Date Added: 05/25/2017


Mrs. Dalloway

by Virginia Woolf

(Book Jacket Status: Jacketed)Mrs. Dalloway chronicles a June day in the life of Clarissa Dalloway-a day that is taken up with running minor errands in preparation for a party and that is punctuated, toward the end, by the suicide of a young man she has never met. In giving an apparently ordinary day such immense resonance and significance-infusing it with the elemental conflict between death and life-Virginia Woolf triumphantly discovers her distinctive style as a novelist. Originally published in 1925, Mrs. Dalloway is Woolf's first complete rendering of what she described as the "luminous envelope" of consciousness: a dazzling display of the mind's inside as it plays over the brilliant surface and darker depths of reality.This edition uses the text of the original British publication of Mrs. Dalloway, which includes changes Woolf made that never appeared in the first or subsequent American editions.From the Hardcover edition.

Date Added: 05/25/2017


To the Lighthouse
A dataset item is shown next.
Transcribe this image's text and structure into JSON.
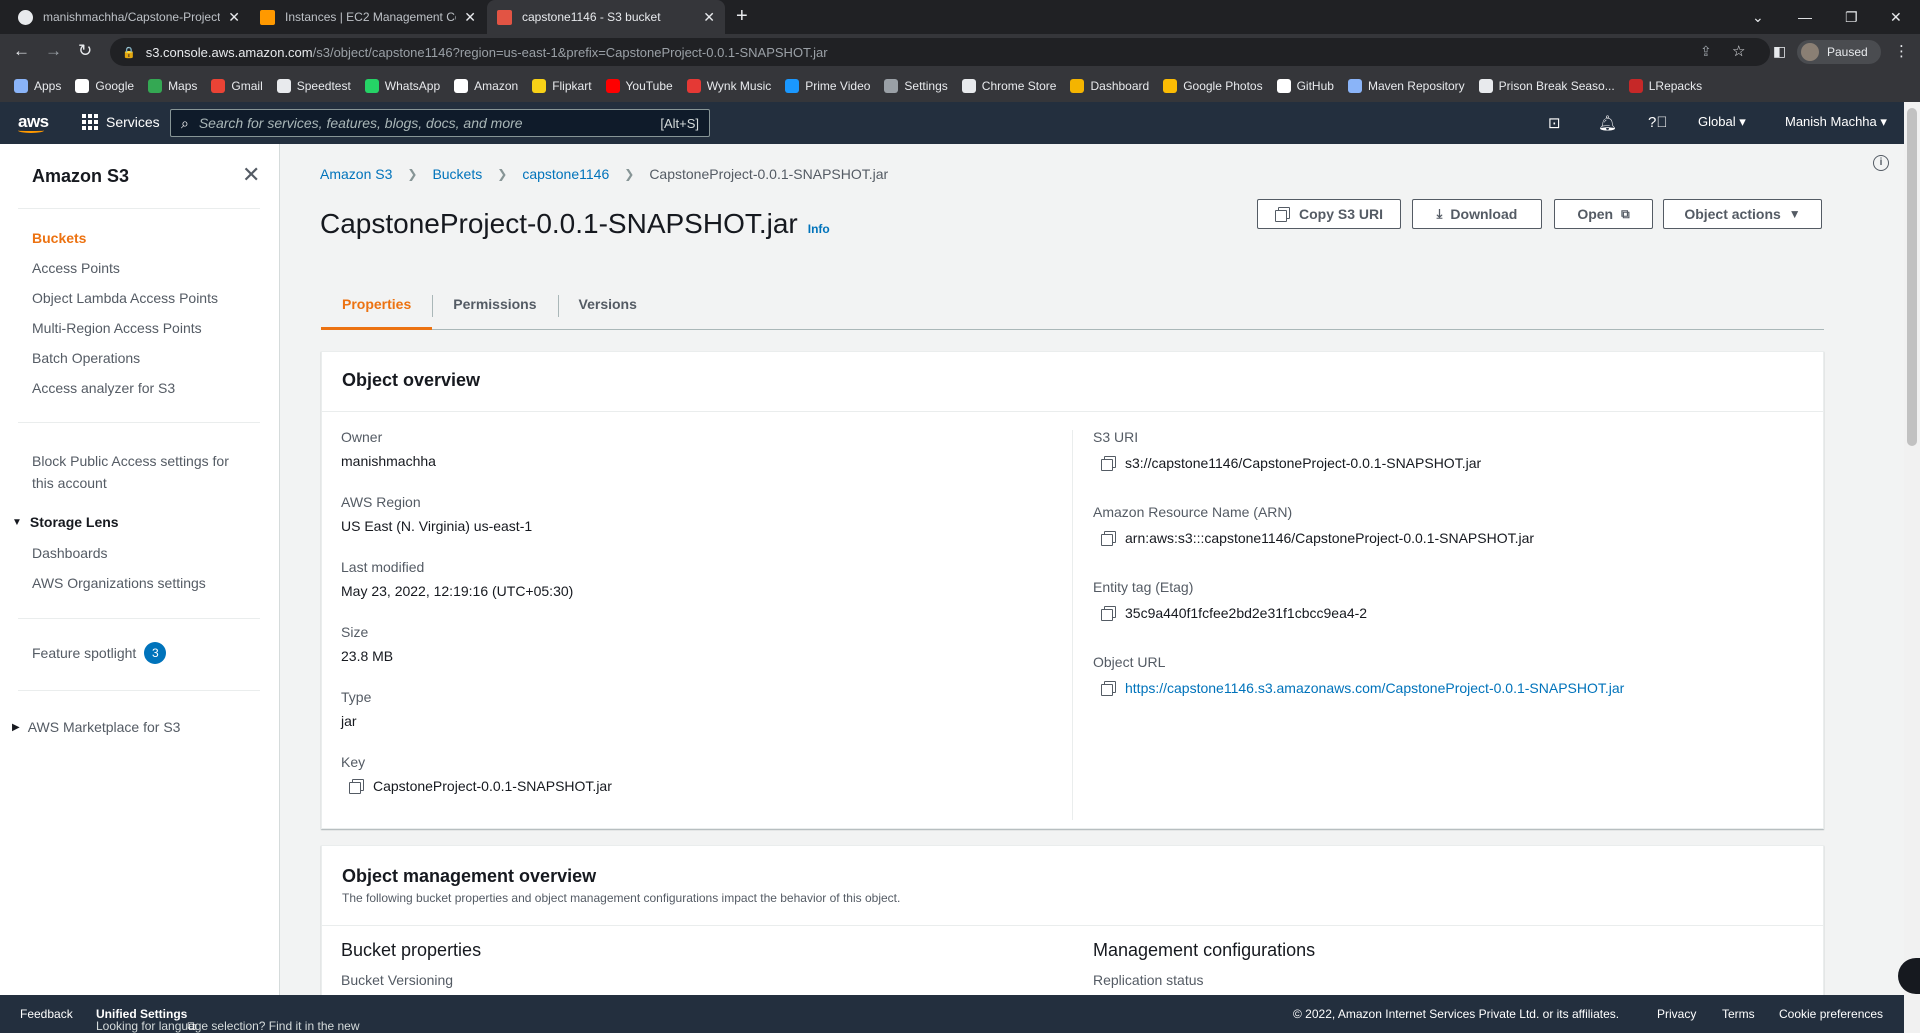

by Virginia Woolf

sweeping, lyrical, novel that moves brilliantly among the thoughts and feelings of the Ramsey family and their summer house guests.

Date Added: 05/25/2017


Native Son

by Richard Wright

Right from the start, Bigger Thomas had been headed for jail. It could have been for assault or petty larceny; by chance, it was for murder and rape.

Native Son tells the story of this young black man caught in a downward spiral after he kills a young white woman in a brief moment of panic.

Set in Chicago in the 1930s, Wright's powerful novel is an unsparing reflection on the poverty and feelings of hopelessness experienced by people in inner cities across the country and of what it means to be black in America.

Date Added: 05/25/2017


Revolutionary Road

by Richard Yates

From the moment of its publication in 1961, Revolutionary Road was hailed as a masterpiece of realistic fiction and as the most evocative portrayal of the opulent desolation of the American suburbs.

In the hopeful 1950s, Frank and April Wheeler appear to be a model couple: bright, beautiful, talented, with two young children and a starter home in the suburbs.

Perhaps they married too young and started a family too early. Maybe Frank's job is dull. And April never saw herself as a housewife. Yet they have always lived on the assumption that greatness is only just around the corner. But now that certainty is about to crumble.

With heartbreaking compassion and remorseless clarity, Richard Yates shows how Frank and April mortgage their spiritual birthright, betraying not only each other, but their best selves.

Date Added: 05/25/2017



Showing 76 through 99 of 99 results